Every record must come back exactly as given.
--- START ---
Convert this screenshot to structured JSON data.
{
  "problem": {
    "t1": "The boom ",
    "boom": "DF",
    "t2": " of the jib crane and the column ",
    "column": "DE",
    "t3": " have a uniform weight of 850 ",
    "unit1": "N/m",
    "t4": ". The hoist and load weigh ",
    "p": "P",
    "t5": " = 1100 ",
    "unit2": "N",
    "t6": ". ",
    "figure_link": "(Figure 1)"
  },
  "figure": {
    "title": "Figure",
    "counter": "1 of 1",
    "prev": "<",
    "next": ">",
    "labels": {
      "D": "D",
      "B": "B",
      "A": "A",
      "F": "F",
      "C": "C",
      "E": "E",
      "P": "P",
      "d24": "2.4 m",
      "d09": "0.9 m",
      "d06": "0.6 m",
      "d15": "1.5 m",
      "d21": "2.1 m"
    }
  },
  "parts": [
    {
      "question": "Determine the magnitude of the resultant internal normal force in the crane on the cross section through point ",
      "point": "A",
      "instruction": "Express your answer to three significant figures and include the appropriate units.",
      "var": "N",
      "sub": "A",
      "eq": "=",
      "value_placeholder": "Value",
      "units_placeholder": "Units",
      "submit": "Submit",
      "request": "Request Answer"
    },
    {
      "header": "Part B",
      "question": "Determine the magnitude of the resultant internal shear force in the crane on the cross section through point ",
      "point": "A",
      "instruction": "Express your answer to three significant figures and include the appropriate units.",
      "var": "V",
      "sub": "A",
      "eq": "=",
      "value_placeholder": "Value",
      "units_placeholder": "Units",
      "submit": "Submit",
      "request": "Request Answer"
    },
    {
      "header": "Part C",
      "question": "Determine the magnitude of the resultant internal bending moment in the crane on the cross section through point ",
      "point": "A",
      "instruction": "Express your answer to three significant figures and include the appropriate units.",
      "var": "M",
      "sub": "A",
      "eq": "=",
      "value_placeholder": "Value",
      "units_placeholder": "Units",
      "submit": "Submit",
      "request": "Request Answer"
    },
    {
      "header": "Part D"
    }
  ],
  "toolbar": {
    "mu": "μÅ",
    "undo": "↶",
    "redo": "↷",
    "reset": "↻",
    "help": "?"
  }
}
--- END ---
(Answer section):
Convert this screenshot to structured JSON data.
{
  "problem": {
    "t1": "The boom ",
    "boom": "DF",
    "t2": " of the jib crane and the column ",
    "column": "DE",
    "t3": " have a uniform weight of 850 ",
    "unit1": "N/m",
    "t4": ". The hoist and load weigh ",
    "p": "P",
    "t5": " = 1100 ",
    "unit2": "N",
    "t6": ". ",
    "figure_link": "(Figure 1)"
  },
  "figure": {
    "title": "Figure",
    "counter": "1 of 1",
    "prev": "<",
    "next": ">",
    "labels": {
      "D": "D",
      "B": "B",
      "A": "A",
      "F": "F",
      "C": "C",
      "E": "E",
      "P": "P",
      "d24": "2.4 m",
      "d09": "0.9 m",
      "d06": "0.6 m",
      "d15": "1.5 m",
      "d21": "2.1 m"
    }
  },
  "parts": [
    {
      "question": "Determine the magnitude of the resultant internal normal force in the crane on the cross section through point ",
      "point": "A",
      "instruction": "Express your answer to three significant figures and include the appropriate units.",
      "var": "N",
      "sub": "A",
      "eq": "=",
      "value_placeholder": "Value",
      "units_placeholder": "Units",
      "submit": "Submit",
      "request": "Request Answer"
    },
    {
      "header": "Part B",
      "question": "Determine the magnitude of the resultant internal shear force in the crane on the cross section through point ",
      "point": "A",
      "instruction": "Express your answer to three significant figures and include the appropriate units.",
      "var": "V",
      "sub": "A",
      "eq": "=",
      "value_placeholder": "Value",
      "units_placeholder": "Units",
      "submit": "Submit",
      "request": "Request Answer"
    },
    {
      "header": "Part C",
      "question": "Determine the magnitude of the resultant internal bending moment in the crane on the cross section through point ",
      "point": "A",
      "instruction": "Express your answer to three significant figures and include the appropriate units.",
      "var": "M",
      "sub": "A",
      "eq": "=",
      "value_placeholder": "Value",
      "units_placeholder": "Units",
      "submit": "Submit",
      "request": "Request Answer"
    },
    {
      "header": "Part D"
    }
  ],
  "toolbar": {
    "mu": "μÅ",
    "undo": "↶",
    "redo": "↷",
    "reset": "↻",
    "help": "?"
  }
}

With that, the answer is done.